PTSD in active military and our veterans is common and can have a huge impact on their ability to maintain relationships with friends and family members.

And, it's not just our military that can suffer from PTSD, first responders and our law enforcement experience PTSD in higher numbers than many other professions.

After 16 years in the Army Reserve and deployments to Qatar, Afghanistan, and Iraq, 1st Sgt. Seth Kastle came home with what he described as a "fire in his chest." He struggled with uncontrollable outbursts of rage that deeply affected his relationship with his wife.

Eventually, they found a form of therapy that worked for them, but Kastle still struggled with how to talk to his daughter about his PTSD and how it impacted his ability to parent her in the way he wanted.

The result was a picture book "Why is Dad so Mad?" that Kastle wrote to help explain PTSD to his young daughter.

"Why is Dad so Mad?" is a narrative story told from a family’s point of view (mother and children) of a service member who struggles with PTSD and its symptoms. Many service members deal with anger, forgetfulness, sleepless nights, and nightmares. This book explains these and how they affect Dad. The moral of the story is that even though Dad gets angry and yells, he still loves his family more than anything.

According to the reviews on Amazon.com this book has been extremely helpful. Many of the reviews brought me to tears, but I wanted to share one with you.

I have an 8 year old son. His father and I are not together. His father has deployed twice. He has anger and drinking issues, which is very hard for my son. My son is scared of him and worried and loves him. I know his dad loves him dearly but he has as the book illustrates, a fire inside of him. I have tried to explain to him why his dad says and does the things he does, that his dad's anger is not his fault, however I never felt confident that he really understood me. I saw this book posted on Imgur and bought it. I've found my son reading this on his own and he has started asking questions about his dad and his service overseas. For the first time, my son is understanding that his dad's anger is not his fault. I believe a weight has been lifted from him and I see a happier child. There is still a very difficult road ahead, but I am beyond grateful that Mr. Kastle wrote the book. He has ignited a healing in my son in only 19 pages.

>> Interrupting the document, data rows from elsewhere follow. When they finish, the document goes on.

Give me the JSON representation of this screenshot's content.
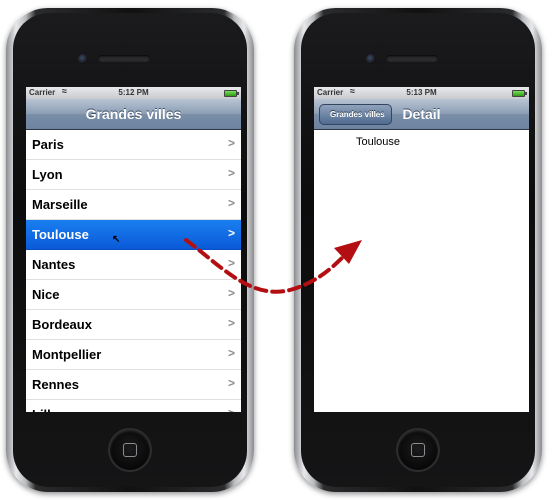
{
  "left_phone": {
    "status": {
      "carrier": "Carrier",
      "time": "5:12 PM"
    },
    "nav_title": "Grandes villes",
    "cities": [
      {
        "label": "Paris",
        "selected": false
      },
      {
        "label": "Lyon",
        "selected": false
      },
      {
        "label": "Marseille",
        "selected": false
      },
      {
        "label": "Toulouse",
        "selected": true
      },
      {
        "label": "Nantes",
        "selected": false
      },
      {
        "label": "Nice",
        "selected": false
      },
      {
        "label": "Bordeaux",
        "selected": false
      },
      {
        "label": "Montpellier",
        "selected": false
      },
      {
        "label": "Rennes",
        "selected": false
      },
      {
        "label": "Lille",
        "selected": false
      }
    ],
    "chevron": ">"
  },
  "right_phone": {
    "status": {
      "carrier": "Carrier",
      "time": "5:13 PM"
    },
    "back_label": "Grandes villes",
    "nav_title": "Detail",
    "detail_text": "Toulouse"
  },
  "colors": {
    "selected_row": "#0d63e0",
    "arrow": "#b30f12",
    "navbar": "#7d91ab"
  },
  "icons": [
    "wifi-icon",
    "battery-icon",
    "chevron-right-icon",
    "mouse-cursor-icon",
    "home-button-icon",
    "curved-arrow-icon"
  ]
}
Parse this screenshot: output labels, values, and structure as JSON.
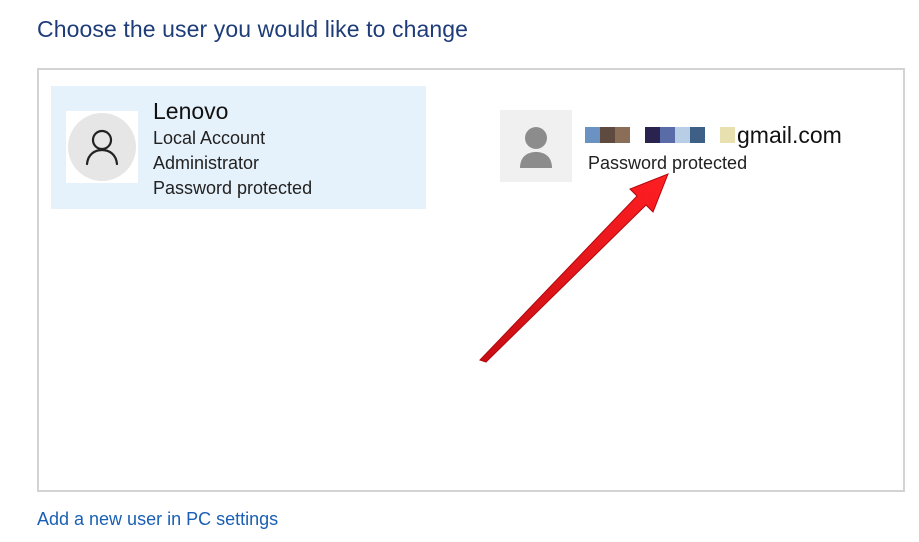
{
  "header": {
    "title": "Choose the user you would like to change"
  },
  "users": [
    {
      "name": "Lenovo",
      "account_type": "Local Account",
      "role": "Administrator",
      "status": "Password protected"
    },
    {
      "email_suffix": "gmail.com",
      "status": "Password protected"
    }
  ],
  "footer": {
    "add_user_link": "Add a new user in PC settings"
  },
  "colors": {
    "title": "#1e3c78",
    "selected_tile": "#e5f1fb",
    "link": "#1a5fb4",
    "arrow": "#e8141b",
    "redaction_blocks": [
      "#6a93c4",
      "#5e4a3e",
      "#8a6e58",
      "#2a2350",
      "#5a6ca8",
      "#b8cde6",
      "#3e5f86",
      "#e9e0b0"
    ]
  }
}
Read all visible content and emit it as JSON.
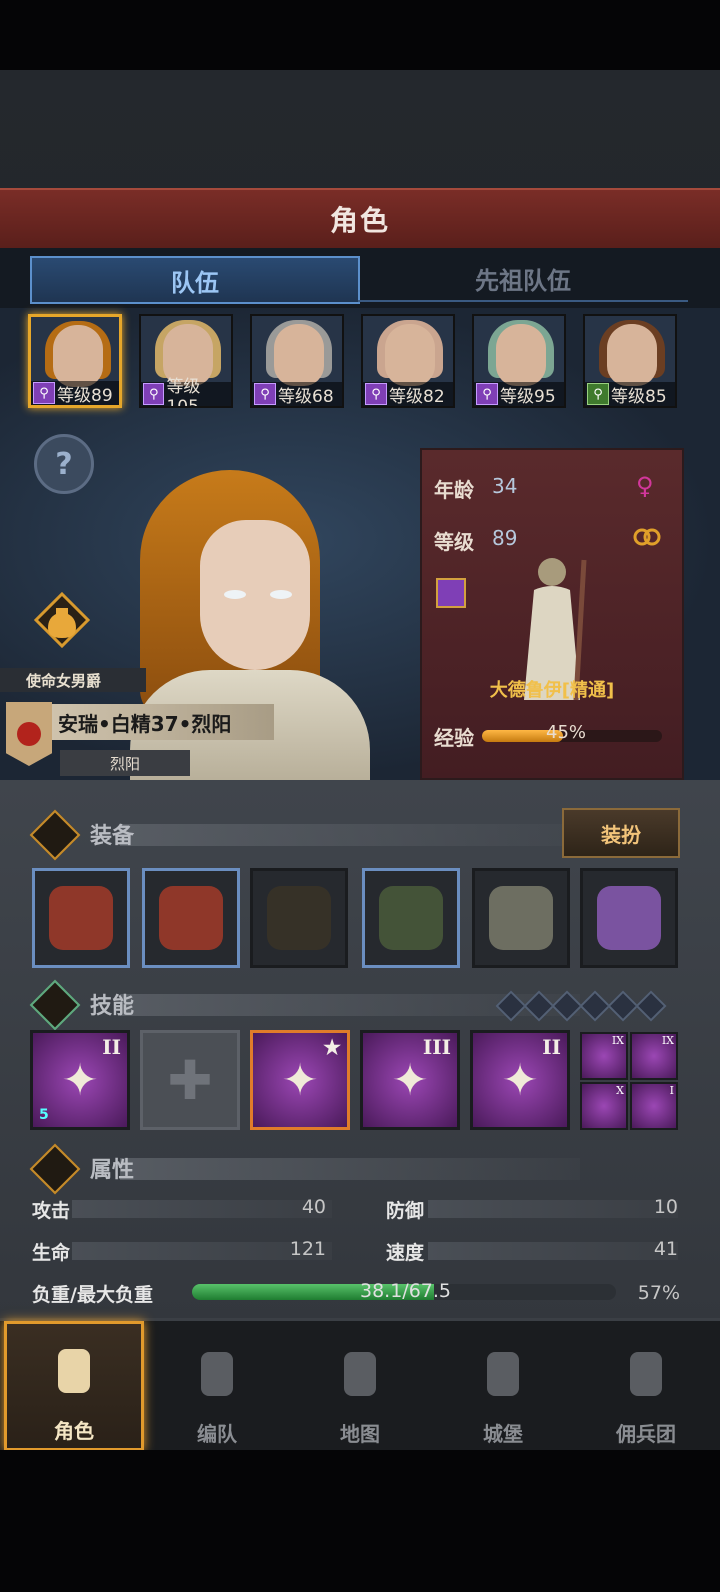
{
  "header": {
    "title": "角色"
  },
  "tabs": [
    {
      "label": "队伍",
      "active": true
    },
    {
      "label": "先祖队伍",
      "active": false
    }
  ],
  "heroes": [
    {
      "level_label": "等级89",
      "class_icon": "staff-icon",
      "selected": true,
      "hair_color": "#b56c14"
    },
    {
      "level_label": "等级105",
      "class_icon": "sword-staff-icon",
      "selected": false,
      "hair_color": "#c6a564"
    },
    {
      "level_label": "等级68",
      "class_icon": "staff-star-icon",
      "selected": false,
      "hair_color": "#9a9a98"
    },
    {
      "level_label": "等级82",
      "class_icon": "staff-icon",
      "selected": false,
      "hair_color": "#caa58f"
    },
    {
      "level_label": "等级95",
      "class_icon": "staff-icon",
      "selected": false,
      "hair_color": "#7ca693"
    },
    {
      "level_label": "等级85",
      "class_icon": "crossed-swords-star-icon",
      "selected": false,
      "hair_color": "#6b3e22"
    }
  ],
  "character": {
    "title": "使命女男爵",
    "name": "安瑞•白精37•烈阳",
    "region": "烈阳"
  },
  "stats_card": {
    "age_label": "年龄",
    "age": "34",
    "gender_icon": "♀",
    "level_label": "等级",
    "level": "89",
    "class_name": "大德鲁伊[精通]",
    "exp_label": "经验",
    "exp_text": "45%",
    "exp_fraction": 0.45
  },
  "equipment": {
    "section_label": "装备",
    "dress_button": "装扮",
    "slots": [
      {
        "name": "thorn-wing-left",
        "highlight": true
      },
      {
        "name": "thorn-wing-right",
        "highlight": true
      },
      {
        "name": "hood",
        "highlight": false
      },
      {
        "name": "tunic",
        "highlight": true
      },
      {
        "name": "boots",
        "highlight": false
      },
      {
        "name": "lavender-wreath",
        "highlight": false
      }
    ]
  },
  "skills": {
    "section_label": "技能",
    "items": [
      {
        "name": "fire-skill",
        "rank": "II",
        "badge": "5"
      },
      {
        "name": "empty-slot",
        "rank": ""
      },
      {
        "name": "tornado-skill",
        "rank": "★"
      },
      {
        "name": "crystal-skill",
        "rank": "III"
      },
      {
        "name": "holy-spear-skill",
        "rank": "II"
      }
    ],
    "mini": [
      {
        "name": "staff-mini",
        "rank": "IX"
      },
      {
        "name": "holy-cross-mini",
        "rank": "IX"
      },
      {
        "name": "burst-mini",
        "rank": "X"
      },
      {
        "name": "shield-mini",
        "rank": "I"
      }
    ]
  },
  "attributes": {
    "section_label": "属性",
    "attack_label": "攻击",
    "attack": "40",
    "defense_label": "防御",
    "defense": "10",
    "life_label": "生命",
    "life": "121",
    "speed_label": "速度",
    "speed": "41",
    "load_label": "负重/最大负重",
    "load_text": "38.1/67.5",
    "load_percent": "57%",
    "load_fraction": 0.57
  },
  "nav": [
    {
      "label": "角色",
      "active": true
    },
    {
      "label": "编队",
      "active": false
    },
    {
      "label": "地图",
      "active": false
    },
    {
      "label": "城堡",
      "active": false
    },
    {
      "label": "佣兵团",
      "active": false
    }
  ],
  "colors": {
    "accent": "#e6a72a",
    "tab_blue": "#5c90cc",
    "title_red": "#7a2d27"
  }
}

Kastle has also published a companion book "Why is Mom so Mad" that can be purchased from Amazon.com.

If you or someone you love are struggling with PTSD there are both national and local resources available.

National Center for PTSD – A resource for veterans with PTSD and their family members. (U.S. Department of Veterans Affairs)

Understanding PTSD and PTSD Treatment (PDF) – Includes treatment and therapy options. (National Center for PTSD)

Peak Wellness Center (Wyoming)

Central Wyoming Counseling Center

Suicide Prevention Hotline 1-800-273-8255